# INSTRUCTIONS FOR THE TASK
The whole listing, repeated exactly, is what this task asks for.

# THE INPUT
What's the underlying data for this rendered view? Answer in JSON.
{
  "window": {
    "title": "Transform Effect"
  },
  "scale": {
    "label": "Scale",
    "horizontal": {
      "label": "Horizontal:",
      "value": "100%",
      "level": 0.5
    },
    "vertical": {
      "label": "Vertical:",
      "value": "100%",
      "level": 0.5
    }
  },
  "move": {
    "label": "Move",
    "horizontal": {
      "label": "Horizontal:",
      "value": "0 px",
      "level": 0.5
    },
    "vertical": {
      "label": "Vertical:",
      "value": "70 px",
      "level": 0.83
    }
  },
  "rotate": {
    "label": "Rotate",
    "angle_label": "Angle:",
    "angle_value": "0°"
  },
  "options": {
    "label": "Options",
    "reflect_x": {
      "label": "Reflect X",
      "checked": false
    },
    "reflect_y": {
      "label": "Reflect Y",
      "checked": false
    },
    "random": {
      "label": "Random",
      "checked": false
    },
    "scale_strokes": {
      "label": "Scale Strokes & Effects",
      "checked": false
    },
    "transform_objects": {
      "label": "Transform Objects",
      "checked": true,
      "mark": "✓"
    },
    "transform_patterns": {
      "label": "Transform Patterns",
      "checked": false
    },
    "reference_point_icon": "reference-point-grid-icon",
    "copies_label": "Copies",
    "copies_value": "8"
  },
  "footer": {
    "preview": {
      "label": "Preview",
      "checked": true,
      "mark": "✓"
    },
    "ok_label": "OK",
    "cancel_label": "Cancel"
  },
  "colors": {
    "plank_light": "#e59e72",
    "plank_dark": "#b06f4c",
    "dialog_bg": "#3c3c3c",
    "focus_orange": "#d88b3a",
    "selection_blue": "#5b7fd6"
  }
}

# SOLUTION TO THE EXERCISE
What's the underlying data for this rendered view? Answer in JSON.
{
  "window": {
    "title": "Transform Effect"
  },
  "scale": {
    "label": "Scale",
    "horizontal": {
      "label": "Horizontal:",
      "value": "100%",
      "level": 0.5
    },
    "vertical": {
      "label": "Vertical:",
      "value": "100%",
      "level": 0.5
    }
  },
  "move": {
    "label": "Move",
    "horizontal": {
      "label": "Horizontal:",
      "value": "0 px",
      "level": 0.5
    },
    "vertical": {
      "label": "Vertical:",
      "value": "70 px",
      "level": 0.83
    }
  },
  "rotate": {
    "label": "Rotate",
    "angle_label": "Angle:",
    "angle_value": "0°"
  },
  "options": {
    "label": "Options",
    "reflect_x": {
      "label": "Reflect X",
      "checked": false
    },
    "reflect_y": {
      "label": "Reflect Y",
      "checked": false
    },
    "random": {
      "label": "Random",
      "checked": false
    },
    "scale_strokes": {
      "label": "Scale Strokes & Effects",
      "checked": false
    },
    "transform_objects": {
      "label": "Transform Objects",
      "checked": true,
      "mark": "✓"
    },
    "transform_patterns": {
      "label": "Transform Patterns",
      "checked": false
    },
    "reference_point_icon": "reference-point-grid-icon",
    "copies_label": "Copies",
    "copies_value": "8"
  },
  "footer": {
    "preview": {
      "label": "Preview",
      "checked": true,
      "mark": "✓"
    },
    "ok_label": "OK",
    "cancel_label": "Cancel"
  },
  "colors": {
    "plank_light": "#e59e72",
    "plank_dark": "#b06f4c",
    "dialog_bg": "#3c3c3c",
    "focus_orange": "#d88b3a",
    "selection_blue": "#5b7fd6"
  }
}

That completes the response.